*** Begin section ***

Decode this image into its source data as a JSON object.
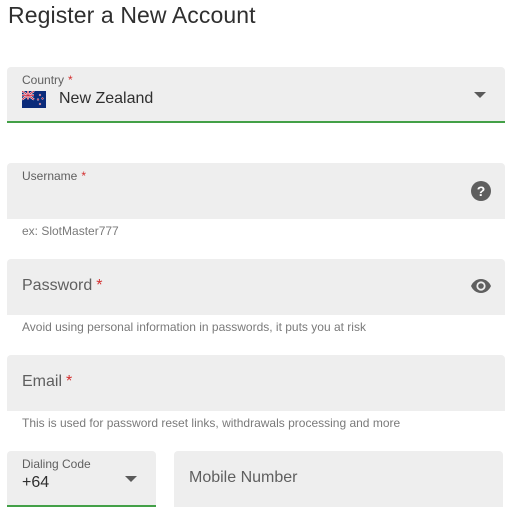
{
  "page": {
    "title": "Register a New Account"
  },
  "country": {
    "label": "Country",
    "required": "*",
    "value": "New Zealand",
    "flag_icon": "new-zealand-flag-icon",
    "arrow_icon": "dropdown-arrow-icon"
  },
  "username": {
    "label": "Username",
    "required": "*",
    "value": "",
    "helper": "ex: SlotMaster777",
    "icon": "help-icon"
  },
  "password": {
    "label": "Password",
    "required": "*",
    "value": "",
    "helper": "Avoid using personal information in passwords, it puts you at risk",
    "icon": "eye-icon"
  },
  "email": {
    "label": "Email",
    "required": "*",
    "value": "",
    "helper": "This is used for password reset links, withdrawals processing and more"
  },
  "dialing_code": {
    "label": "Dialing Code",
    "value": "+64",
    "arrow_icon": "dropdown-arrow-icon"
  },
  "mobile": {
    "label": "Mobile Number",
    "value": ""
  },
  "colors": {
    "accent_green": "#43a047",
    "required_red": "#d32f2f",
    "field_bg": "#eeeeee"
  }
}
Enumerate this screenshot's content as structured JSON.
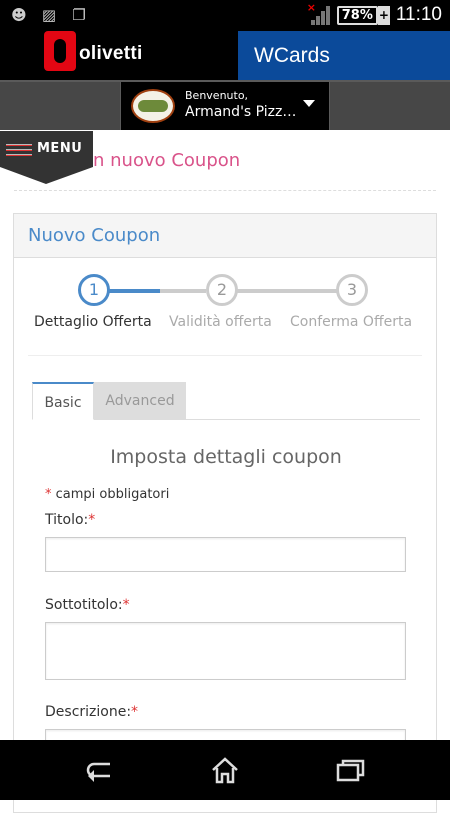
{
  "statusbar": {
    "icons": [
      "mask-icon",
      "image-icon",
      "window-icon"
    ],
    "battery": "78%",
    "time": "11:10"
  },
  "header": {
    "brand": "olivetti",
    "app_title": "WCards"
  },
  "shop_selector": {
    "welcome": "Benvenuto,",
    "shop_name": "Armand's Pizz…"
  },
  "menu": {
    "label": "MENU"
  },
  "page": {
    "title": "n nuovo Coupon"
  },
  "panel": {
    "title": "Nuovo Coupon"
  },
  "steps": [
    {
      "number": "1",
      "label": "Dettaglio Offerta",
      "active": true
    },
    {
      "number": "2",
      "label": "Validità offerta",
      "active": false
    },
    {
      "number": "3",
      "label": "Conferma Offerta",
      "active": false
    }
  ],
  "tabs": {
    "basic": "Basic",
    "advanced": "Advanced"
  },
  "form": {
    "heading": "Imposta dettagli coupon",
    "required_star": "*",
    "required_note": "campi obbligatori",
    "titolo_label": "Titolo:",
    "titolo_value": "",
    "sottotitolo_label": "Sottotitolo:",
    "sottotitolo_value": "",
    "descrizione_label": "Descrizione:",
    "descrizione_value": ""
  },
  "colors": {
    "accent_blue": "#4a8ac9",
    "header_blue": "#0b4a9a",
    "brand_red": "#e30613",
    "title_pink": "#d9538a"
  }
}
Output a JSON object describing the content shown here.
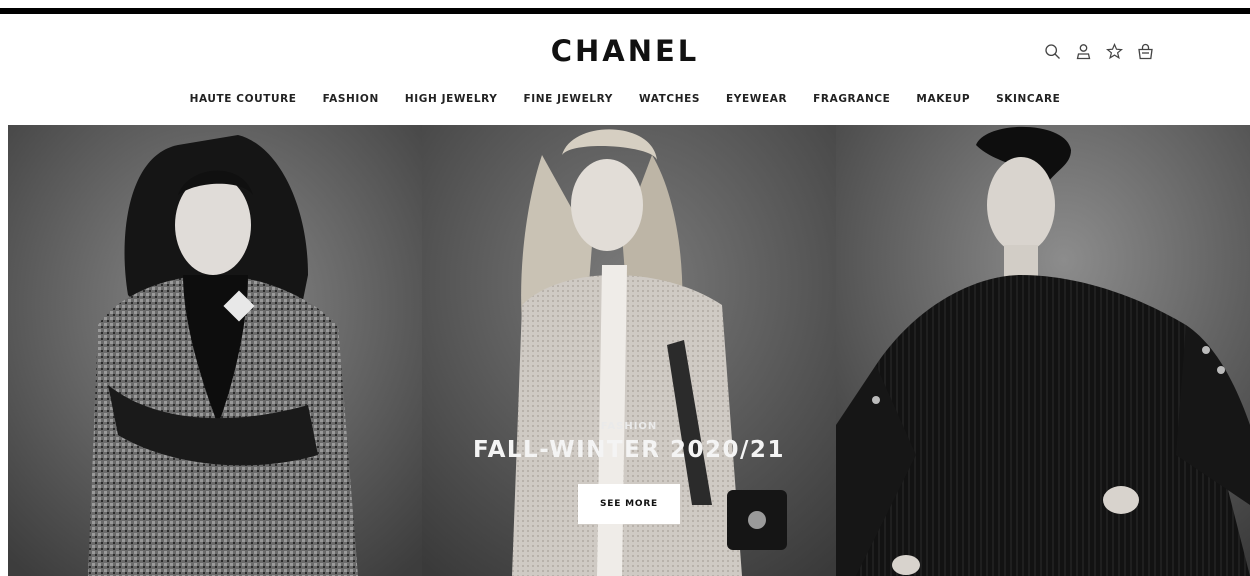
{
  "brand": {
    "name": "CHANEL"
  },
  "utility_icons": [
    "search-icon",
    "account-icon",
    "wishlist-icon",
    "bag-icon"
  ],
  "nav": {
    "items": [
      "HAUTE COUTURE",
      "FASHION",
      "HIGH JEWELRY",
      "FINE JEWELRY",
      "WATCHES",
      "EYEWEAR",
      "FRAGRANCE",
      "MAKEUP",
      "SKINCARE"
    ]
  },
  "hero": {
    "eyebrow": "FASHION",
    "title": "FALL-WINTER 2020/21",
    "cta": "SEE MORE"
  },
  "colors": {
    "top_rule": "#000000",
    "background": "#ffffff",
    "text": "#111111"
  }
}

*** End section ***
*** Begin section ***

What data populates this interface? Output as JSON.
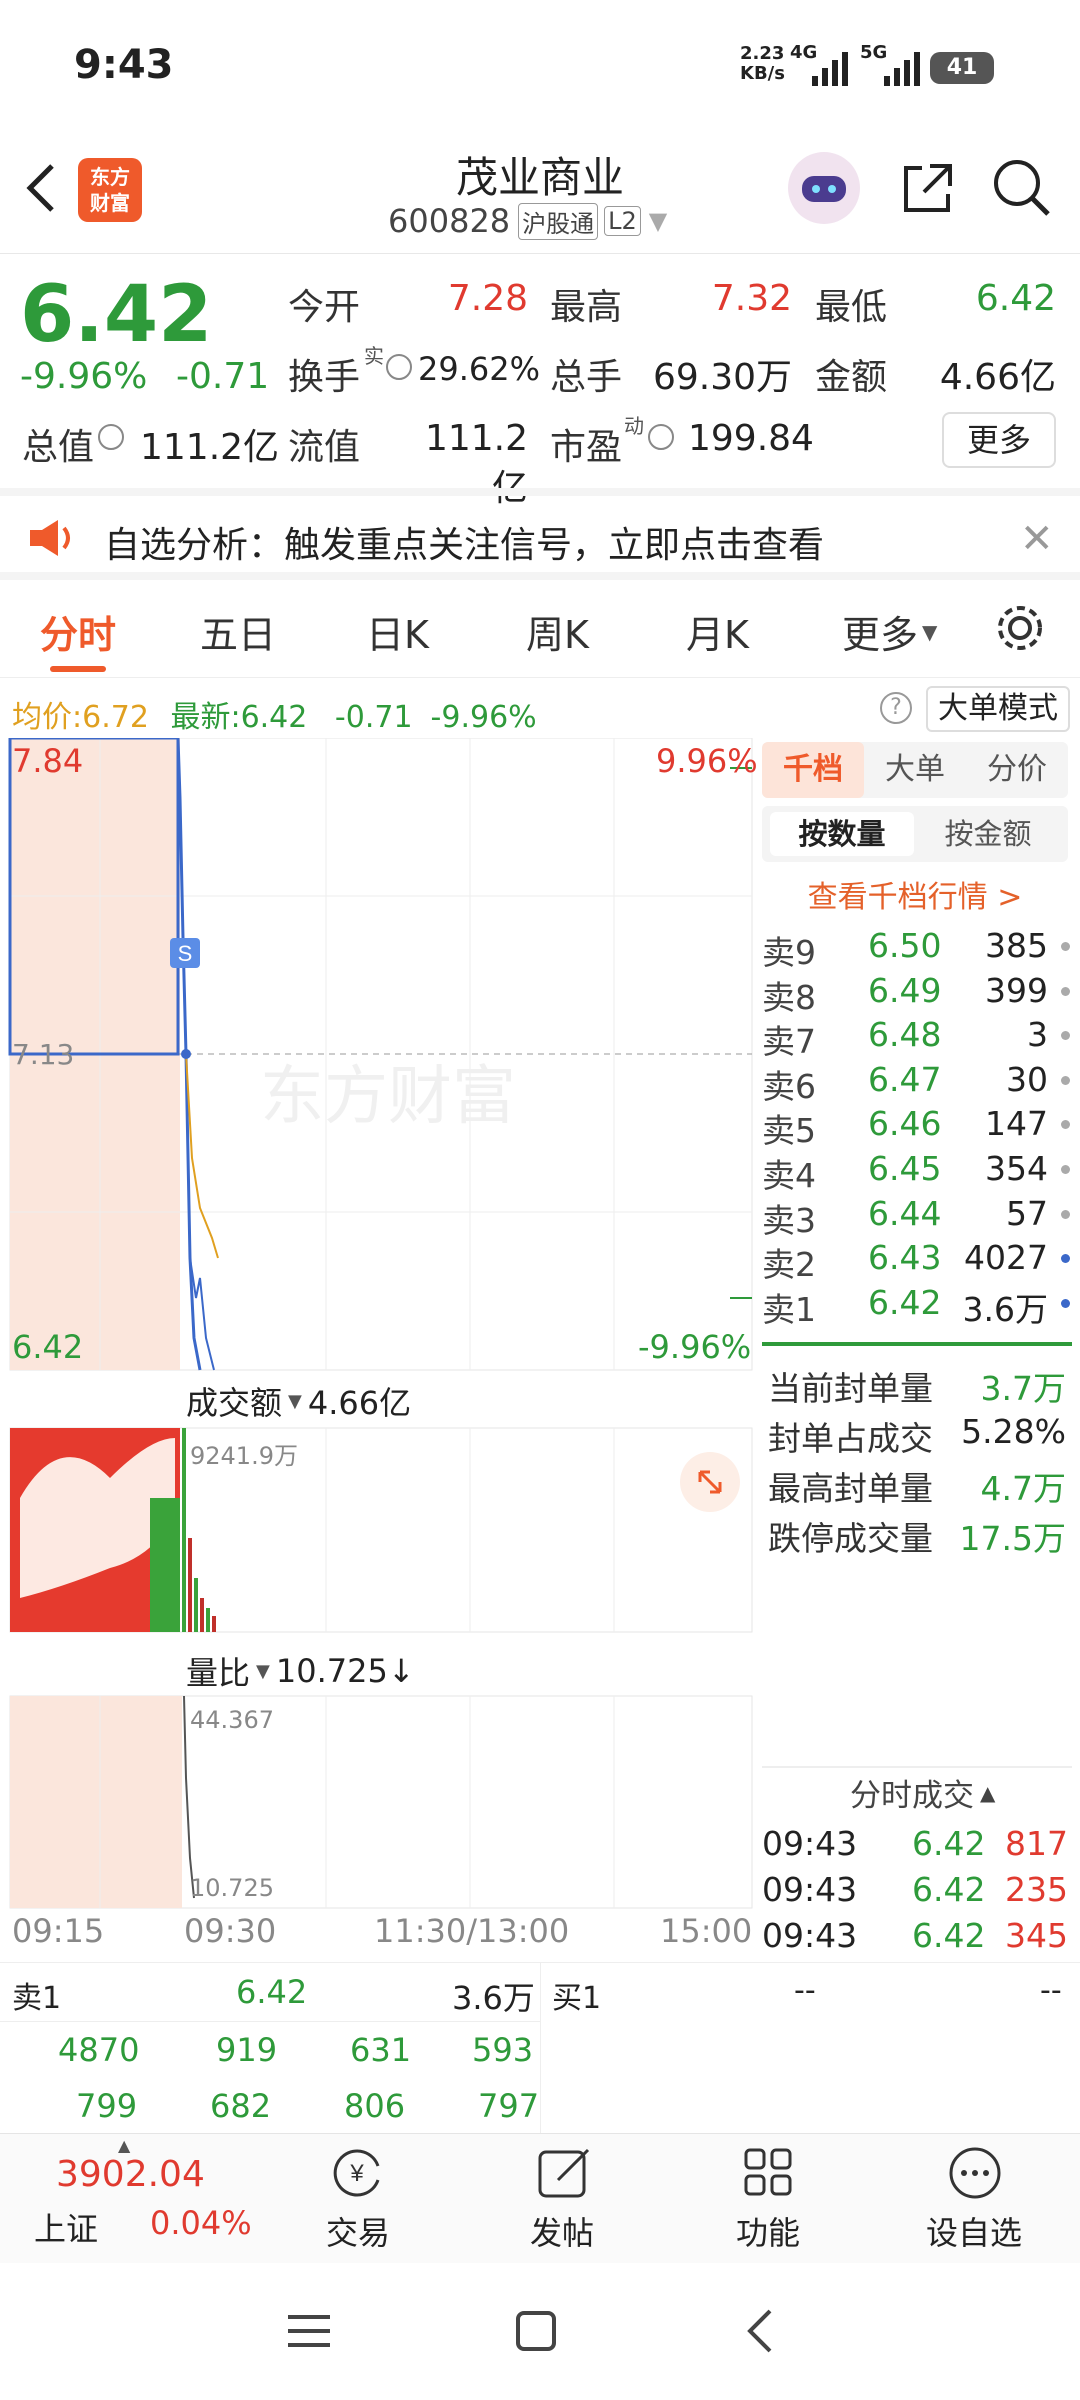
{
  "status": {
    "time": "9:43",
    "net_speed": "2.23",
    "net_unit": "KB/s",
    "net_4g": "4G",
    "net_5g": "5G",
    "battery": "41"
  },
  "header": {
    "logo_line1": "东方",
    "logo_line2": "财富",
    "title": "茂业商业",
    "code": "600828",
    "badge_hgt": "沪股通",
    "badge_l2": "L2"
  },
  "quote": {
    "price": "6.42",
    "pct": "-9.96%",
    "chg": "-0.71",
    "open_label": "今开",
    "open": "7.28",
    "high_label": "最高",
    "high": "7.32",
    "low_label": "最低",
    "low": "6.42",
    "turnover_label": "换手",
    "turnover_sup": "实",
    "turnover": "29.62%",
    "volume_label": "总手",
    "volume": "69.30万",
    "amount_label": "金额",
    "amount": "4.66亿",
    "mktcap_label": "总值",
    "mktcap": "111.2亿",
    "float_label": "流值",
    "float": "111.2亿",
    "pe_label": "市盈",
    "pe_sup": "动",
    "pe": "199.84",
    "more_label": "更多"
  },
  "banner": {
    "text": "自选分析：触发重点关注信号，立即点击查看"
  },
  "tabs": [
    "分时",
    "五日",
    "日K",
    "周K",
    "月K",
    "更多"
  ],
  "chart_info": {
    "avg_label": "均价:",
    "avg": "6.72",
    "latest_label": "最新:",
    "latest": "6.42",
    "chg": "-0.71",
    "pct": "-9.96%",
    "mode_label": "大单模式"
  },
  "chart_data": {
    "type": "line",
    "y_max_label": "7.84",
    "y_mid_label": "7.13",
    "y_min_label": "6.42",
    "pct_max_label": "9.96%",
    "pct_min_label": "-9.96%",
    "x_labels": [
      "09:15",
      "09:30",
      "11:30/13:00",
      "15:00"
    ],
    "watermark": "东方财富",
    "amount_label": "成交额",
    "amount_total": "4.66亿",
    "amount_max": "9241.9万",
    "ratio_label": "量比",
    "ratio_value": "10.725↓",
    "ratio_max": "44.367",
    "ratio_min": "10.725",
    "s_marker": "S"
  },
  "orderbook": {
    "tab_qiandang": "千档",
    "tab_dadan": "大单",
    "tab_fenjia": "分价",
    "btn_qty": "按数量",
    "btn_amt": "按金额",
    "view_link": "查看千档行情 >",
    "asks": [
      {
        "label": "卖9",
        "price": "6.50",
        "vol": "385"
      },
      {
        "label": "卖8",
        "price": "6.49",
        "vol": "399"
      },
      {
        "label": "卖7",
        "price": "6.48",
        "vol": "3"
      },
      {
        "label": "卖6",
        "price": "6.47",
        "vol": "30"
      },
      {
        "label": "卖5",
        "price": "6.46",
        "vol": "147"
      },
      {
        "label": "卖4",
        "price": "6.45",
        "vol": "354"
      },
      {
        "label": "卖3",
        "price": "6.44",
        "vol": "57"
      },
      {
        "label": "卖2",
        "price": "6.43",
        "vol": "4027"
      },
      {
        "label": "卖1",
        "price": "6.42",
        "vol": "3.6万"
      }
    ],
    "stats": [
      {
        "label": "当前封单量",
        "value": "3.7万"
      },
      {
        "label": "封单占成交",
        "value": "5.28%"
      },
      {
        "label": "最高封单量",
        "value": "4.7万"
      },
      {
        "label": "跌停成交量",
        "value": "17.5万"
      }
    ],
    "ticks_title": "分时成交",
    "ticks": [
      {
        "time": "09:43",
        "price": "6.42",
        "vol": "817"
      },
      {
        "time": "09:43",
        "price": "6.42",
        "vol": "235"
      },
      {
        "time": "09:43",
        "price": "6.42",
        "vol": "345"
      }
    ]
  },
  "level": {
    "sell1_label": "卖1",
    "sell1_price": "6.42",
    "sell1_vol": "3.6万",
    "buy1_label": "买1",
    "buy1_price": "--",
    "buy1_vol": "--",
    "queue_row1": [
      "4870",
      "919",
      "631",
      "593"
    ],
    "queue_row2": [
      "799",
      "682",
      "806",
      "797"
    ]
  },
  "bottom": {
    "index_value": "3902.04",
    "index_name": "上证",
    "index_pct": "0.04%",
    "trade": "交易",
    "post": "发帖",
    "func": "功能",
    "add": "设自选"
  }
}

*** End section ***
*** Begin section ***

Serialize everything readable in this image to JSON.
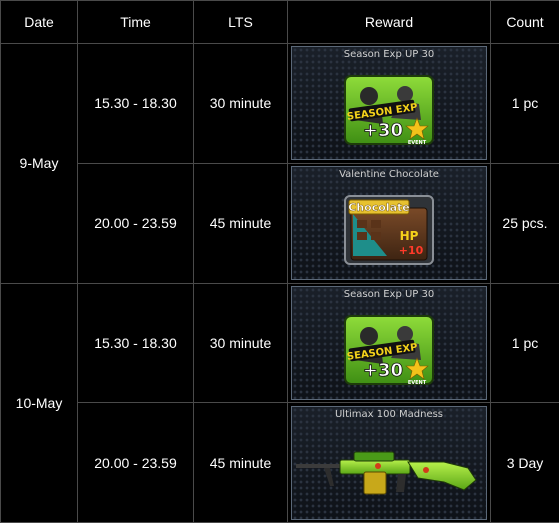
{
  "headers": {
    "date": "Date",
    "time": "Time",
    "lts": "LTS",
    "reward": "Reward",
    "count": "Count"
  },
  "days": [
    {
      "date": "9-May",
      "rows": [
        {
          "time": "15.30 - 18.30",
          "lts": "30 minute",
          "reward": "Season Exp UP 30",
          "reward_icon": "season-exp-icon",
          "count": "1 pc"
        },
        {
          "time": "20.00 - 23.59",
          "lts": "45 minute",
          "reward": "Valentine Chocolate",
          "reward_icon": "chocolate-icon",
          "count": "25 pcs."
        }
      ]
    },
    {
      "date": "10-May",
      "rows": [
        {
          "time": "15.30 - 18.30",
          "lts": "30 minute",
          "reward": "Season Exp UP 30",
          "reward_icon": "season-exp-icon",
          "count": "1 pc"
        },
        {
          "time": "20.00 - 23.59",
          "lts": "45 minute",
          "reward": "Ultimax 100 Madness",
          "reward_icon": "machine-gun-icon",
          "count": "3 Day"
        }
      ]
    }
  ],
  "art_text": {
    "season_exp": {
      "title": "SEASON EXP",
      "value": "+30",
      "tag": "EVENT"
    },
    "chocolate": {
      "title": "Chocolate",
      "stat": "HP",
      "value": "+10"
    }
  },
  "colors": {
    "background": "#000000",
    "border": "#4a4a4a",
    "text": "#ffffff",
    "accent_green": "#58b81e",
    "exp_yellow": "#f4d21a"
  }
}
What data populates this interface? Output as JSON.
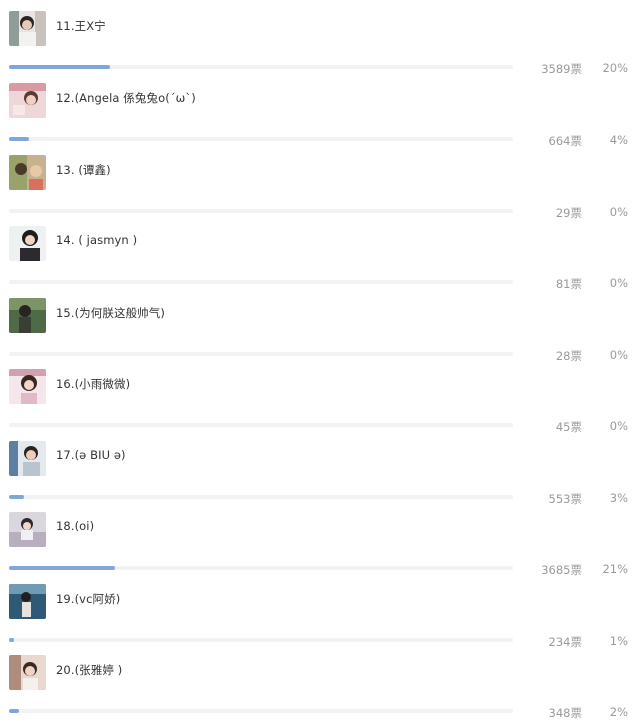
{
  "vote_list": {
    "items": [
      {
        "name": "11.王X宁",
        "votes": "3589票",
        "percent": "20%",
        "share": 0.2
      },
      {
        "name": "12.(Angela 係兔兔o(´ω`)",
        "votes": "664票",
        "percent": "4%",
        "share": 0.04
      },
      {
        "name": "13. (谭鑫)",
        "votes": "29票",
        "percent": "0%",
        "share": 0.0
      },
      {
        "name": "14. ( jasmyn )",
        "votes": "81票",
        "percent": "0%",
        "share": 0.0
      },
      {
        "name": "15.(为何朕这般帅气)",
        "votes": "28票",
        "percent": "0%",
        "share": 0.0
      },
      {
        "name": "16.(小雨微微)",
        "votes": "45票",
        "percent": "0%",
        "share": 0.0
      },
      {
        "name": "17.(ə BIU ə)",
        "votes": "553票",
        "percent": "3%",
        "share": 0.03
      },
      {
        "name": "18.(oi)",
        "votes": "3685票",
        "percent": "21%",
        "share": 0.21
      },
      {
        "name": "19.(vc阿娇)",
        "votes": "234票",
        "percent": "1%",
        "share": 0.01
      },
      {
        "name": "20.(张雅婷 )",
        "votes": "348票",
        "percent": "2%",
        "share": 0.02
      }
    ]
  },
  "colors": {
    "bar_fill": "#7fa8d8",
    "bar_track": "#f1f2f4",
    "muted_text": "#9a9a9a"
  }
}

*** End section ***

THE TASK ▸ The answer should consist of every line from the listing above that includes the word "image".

FINAL ANSWER ▸
Decode this image into its source data as a JSON object.
      "image-icon",
Serialize everything readable in this image to JSON.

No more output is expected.